The task -> Repeat each line of the data below exactly, but skip the pictures.

Stored items from a collection:
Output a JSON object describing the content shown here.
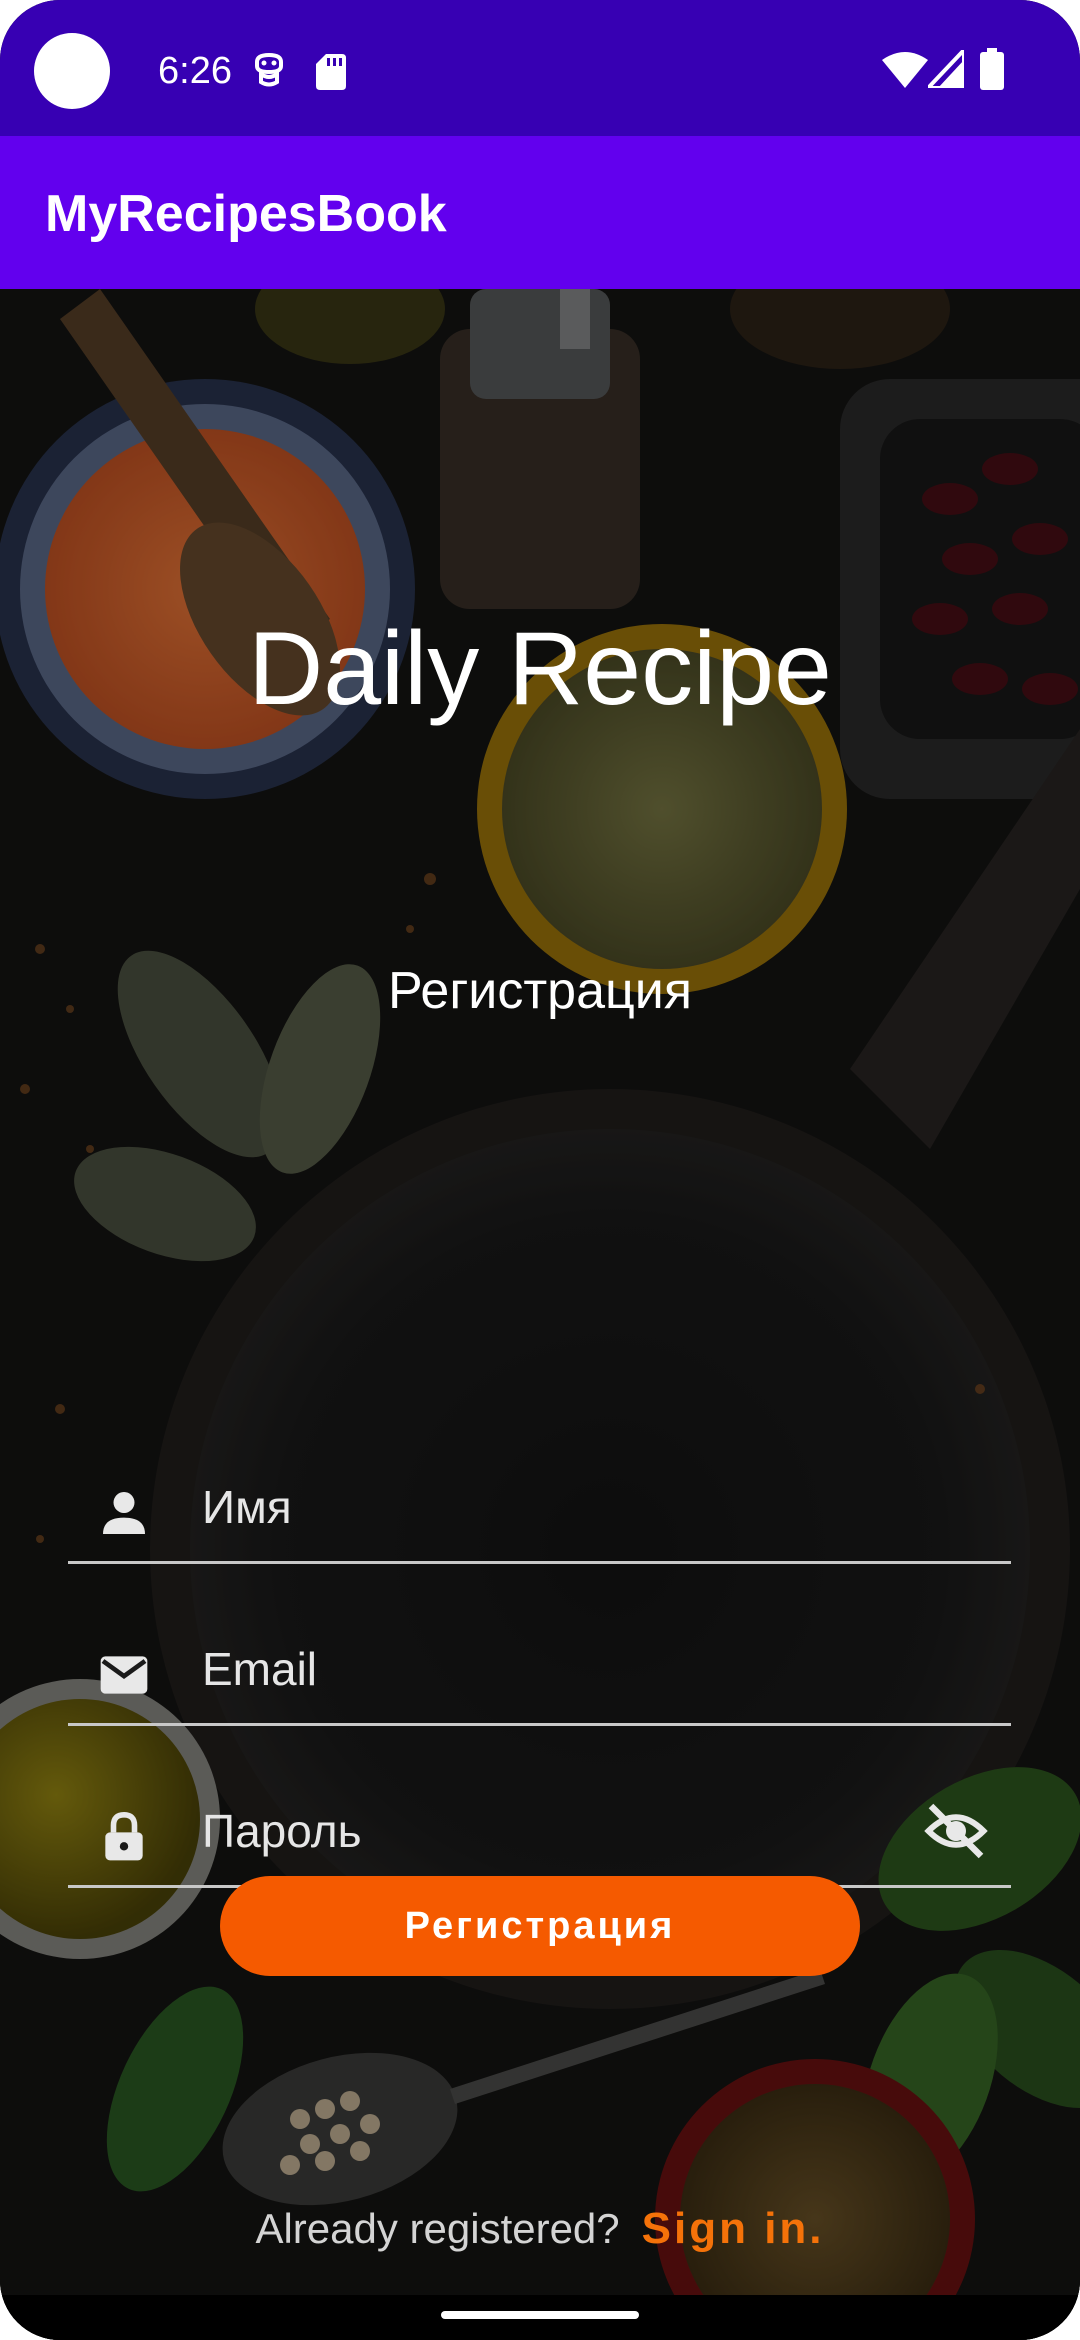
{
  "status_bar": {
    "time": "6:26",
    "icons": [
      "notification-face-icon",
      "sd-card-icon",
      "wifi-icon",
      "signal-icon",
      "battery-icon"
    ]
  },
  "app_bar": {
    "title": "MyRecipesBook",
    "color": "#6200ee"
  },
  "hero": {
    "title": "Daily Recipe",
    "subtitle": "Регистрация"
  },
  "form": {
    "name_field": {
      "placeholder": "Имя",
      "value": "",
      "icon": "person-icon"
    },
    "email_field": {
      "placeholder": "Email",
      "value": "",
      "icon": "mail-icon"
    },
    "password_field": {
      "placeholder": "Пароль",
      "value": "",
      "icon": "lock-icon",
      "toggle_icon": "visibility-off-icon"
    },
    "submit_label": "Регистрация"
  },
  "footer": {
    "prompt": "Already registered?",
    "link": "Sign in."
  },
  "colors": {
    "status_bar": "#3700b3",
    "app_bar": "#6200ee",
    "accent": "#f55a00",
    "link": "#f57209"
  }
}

Solution to the exercise ->
Output a JSON object describing the content shown here.
{
  "status_bar": {
    "time": "6:26",
    "icons": [
      "notification-face-icon",
      "sd-card-icon",
      "wifi-icon",
      "signal-icon",
      "battery-icon"
    ]
  },
  "app_bar": {
    "title": "MyRecipesBook",
    "color": "#6200ee"
  },
  "hero": {
    "title": "Daily Recipe",
    "subtitle": "Регистрация"
  },
  "form": {
    "name_field": {
      "placeholder": "Имя",
      "value": "",
      "icon": "person-icon"
    },
    "email_field": {
      "placeholder": "Email",
      "value": "",
      "icon": "mail-icon"
    },
    "password_field": {
      "placeholder": "Пароль",
      "value": "",
      "icon": "lock-icon",
      "toggle_icon": "visibility-off-icon"
    },
    "submit_label": "Регистрация"
  },
  "footer": {
    "prompt": "Already registered?",
    "link": "Sign in."
  },
  "colors": {
    "status_bar": "#3700b3",
    "app_bar": "#6200ee",
    "accent": "#f55a00",
    "link": "#f57209"
  }
}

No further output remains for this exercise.